Johnson wrote King on 3 March, asking him to appear at an 11 March reception for the Detroit branch of the NAACP.1 After learning that King would not be able to attend, Johnson responded on 6 March that he was "shocked and disappointed." He cautioned King to "be ever mindful that a helping hand from you is ten, twenty-five, one hundred times more productive than that of countless other friends whose resources and influence can never quite measure up to their interest in this work."
Mr. Arthur L. Johnson, Executive Director
Detroit National Association for the Advancement of Colored People
606 East Vernor Highway
Detroit 1, Michigan
On my return to the office, I found your letter of March 6th expressing your disappointment in learning of my inability to assist in your Freedom Fund Campaign.
Certainly, it was with the deepest regret that I declined the invitation in the beginning. I did so only because it was impossible for me to take on any additional engagements during my visit to Detroit. The Detroit Council of Churches had planned a schedule for me which kept me busy, too busy, every hour in the day.
On Tuesday evening, the evening that you wanted me to appear, I had a speaking commitment at the Highland Park Presbyterian Church after which I had to attend a reception at the Statler Hotel. Every evening was spent speaking at a different church. As you know, I had to speak at Central Methodist Church every day at noon.
Between this period, I was either appearing at luncheon or dinner groups or making tape recordings for broadcasts. Along with all of this, I attempted to get some writing done on my book which, by the way, the publishers are demanding by the middle of April.
Because of the pressing responsibility of this book, I find it necessary to limit my engagements in almost every city I visit. These are only some of the reasons I found it impossible to accept your invitation. I do hope you will understand that my non-acceptance was not due to a lack of interest, but to the tremendous pressures of an overcrowded schedule.
My physician has insisted that I slow down or face the tragedy of a physical break down. There are ever so many things that I would like to do, that I would enjoy doing, such as being with you on your Freedom Fund program, but they are physically impossible.
Please express my deepest regrets to the other members of your committee who so graciously joined you in extending the invitation. I do hope that it will be possible to serve you at another time.

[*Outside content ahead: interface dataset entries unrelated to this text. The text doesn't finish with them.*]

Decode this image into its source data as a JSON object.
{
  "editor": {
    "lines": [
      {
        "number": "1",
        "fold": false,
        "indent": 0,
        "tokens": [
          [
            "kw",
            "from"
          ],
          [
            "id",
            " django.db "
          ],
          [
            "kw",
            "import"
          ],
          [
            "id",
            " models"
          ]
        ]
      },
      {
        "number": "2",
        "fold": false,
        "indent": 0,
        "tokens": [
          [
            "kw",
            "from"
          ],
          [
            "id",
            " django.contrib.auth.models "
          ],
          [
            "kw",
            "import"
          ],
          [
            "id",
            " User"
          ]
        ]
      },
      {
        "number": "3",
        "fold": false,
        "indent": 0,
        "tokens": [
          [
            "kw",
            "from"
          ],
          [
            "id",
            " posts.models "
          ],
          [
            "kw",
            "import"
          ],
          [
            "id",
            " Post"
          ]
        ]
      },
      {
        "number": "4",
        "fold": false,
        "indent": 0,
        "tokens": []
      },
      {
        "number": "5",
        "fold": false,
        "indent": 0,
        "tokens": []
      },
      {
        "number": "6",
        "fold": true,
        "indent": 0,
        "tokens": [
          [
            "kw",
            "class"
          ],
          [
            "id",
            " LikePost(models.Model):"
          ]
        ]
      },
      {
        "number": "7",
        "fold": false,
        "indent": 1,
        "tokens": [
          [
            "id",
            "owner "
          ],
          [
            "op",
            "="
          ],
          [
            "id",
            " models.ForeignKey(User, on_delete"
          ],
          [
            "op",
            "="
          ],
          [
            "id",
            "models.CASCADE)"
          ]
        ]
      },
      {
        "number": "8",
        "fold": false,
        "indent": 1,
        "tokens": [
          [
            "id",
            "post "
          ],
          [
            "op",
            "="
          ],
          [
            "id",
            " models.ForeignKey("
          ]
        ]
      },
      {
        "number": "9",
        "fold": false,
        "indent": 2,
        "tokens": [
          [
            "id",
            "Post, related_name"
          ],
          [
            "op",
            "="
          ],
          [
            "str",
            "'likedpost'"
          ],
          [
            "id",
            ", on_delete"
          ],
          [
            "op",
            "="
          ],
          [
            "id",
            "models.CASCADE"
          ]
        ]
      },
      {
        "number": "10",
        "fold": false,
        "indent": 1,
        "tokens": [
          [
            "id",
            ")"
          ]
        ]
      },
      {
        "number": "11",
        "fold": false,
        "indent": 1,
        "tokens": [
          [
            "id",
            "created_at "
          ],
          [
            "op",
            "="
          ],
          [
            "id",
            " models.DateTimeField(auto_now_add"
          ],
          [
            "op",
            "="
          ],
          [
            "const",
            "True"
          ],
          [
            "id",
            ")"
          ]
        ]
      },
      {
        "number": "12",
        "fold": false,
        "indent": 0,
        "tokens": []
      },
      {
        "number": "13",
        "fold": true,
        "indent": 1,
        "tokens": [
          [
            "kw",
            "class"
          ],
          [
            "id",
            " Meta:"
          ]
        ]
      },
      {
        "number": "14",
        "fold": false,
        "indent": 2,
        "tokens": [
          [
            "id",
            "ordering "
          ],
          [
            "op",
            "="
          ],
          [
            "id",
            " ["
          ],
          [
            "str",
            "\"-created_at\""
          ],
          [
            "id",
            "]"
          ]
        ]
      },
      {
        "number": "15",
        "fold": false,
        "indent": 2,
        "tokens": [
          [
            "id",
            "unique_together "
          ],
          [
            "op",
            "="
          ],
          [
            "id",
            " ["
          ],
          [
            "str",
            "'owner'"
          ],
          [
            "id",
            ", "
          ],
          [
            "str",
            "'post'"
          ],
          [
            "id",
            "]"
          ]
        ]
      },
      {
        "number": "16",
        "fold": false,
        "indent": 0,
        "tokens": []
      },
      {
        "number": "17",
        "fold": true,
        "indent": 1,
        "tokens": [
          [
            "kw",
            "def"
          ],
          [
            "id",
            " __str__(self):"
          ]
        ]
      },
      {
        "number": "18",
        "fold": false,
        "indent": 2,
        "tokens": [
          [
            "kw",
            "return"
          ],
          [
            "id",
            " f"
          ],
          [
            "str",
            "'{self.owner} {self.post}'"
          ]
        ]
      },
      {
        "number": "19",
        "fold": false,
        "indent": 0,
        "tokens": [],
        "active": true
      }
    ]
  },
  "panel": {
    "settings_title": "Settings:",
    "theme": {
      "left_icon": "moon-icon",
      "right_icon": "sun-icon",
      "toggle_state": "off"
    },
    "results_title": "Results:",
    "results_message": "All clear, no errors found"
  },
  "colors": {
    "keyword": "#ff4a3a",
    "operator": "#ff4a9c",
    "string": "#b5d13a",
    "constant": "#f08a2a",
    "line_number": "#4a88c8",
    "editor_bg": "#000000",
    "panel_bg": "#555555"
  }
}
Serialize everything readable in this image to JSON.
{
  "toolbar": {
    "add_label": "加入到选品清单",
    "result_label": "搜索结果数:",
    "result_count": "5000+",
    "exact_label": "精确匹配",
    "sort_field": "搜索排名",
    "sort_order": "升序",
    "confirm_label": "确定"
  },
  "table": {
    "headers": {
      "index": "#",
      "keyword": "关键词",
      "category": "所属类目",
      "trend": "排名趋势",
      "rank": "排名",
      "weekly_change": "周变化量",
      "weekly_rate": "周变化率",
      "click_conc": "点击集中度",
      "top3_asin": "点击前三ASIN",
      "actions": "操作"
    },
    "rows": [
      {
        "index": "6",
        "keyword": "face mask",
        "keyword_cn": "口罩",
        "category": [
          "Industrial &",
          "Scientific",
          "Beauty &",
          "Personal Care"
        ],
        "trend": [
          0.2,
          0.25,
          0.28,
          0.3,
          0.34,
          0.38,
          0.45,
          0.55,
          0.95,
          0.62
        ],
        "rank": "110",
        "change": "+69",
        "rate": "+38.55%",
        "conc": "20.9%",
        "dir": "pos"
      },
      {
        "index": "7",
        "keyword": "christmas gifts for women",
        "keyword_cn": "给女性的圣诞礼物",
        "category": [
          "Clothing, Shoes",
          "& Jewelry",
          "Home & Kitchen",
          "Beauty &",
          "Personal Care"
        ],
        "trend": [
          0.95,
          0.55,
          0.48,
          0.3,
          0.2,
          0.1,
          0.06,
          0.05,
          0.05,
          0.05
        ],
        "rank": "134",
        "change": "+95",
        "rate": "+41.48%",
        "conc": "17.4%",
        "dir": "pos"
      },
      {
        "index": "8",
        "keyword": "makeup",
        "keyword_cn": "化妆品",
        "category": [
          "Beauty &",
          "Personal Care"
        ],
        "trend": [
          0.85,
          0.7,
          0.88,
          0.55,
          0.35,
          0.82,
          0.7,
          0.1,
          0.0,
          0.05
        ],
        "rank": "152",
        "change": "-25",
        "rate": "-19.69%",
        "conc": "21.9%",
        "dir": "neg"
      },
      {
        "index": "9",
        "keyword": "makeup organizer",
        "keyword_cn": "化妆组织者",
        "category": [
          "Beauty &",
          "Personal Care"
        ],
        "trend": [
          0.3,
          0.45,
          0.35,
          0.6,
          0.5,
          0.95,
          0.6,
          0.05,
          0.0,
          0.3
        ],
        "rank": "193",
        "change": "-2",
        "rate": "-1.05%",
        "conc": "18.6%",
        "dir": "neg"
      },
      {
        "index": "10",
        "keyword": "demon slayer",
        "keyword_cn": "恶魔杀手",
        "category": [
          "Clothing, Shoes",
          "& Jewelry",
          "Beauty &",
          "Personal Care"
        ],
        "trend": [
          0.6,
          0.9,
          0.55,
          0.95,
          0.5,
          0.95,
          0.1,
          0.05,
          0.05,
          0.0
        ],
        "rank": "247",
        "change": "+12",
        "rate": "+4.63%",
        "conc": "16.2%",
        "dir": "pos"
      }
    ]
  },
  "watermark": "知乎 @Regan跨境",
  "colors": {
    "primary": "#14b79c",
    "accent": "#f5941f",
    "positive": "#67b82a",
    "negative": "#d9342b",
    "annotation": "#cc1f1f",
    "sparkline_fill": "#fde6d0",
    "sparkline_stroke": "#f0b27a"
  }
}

Let me commend you for the great work you are doing with the Detroit branch. I am always happy when I hear of your success. You are doing a job, not only for Detroit and the Negro, but for the whole of American democracy. You have my prayers and best wishes for continued success in all of your endeavors.
Martin Luther King, Jr.
1. Arthur Lyman Johnson (1925-), a native of Americus, Georgia, and a college classmate of King’s, earned his B.A. (1948) from Morehouse and his M.A. (1949) from Atlanta University. While working for the U.S. Department of Health in Detroit, he joined the local branch of the NAACP and served as its executive secretary from 1950 to 1964.
MLKP-MBU, Martin Luther King, Jr., Papers, 1954-1968, Boston University, Boston, Mass.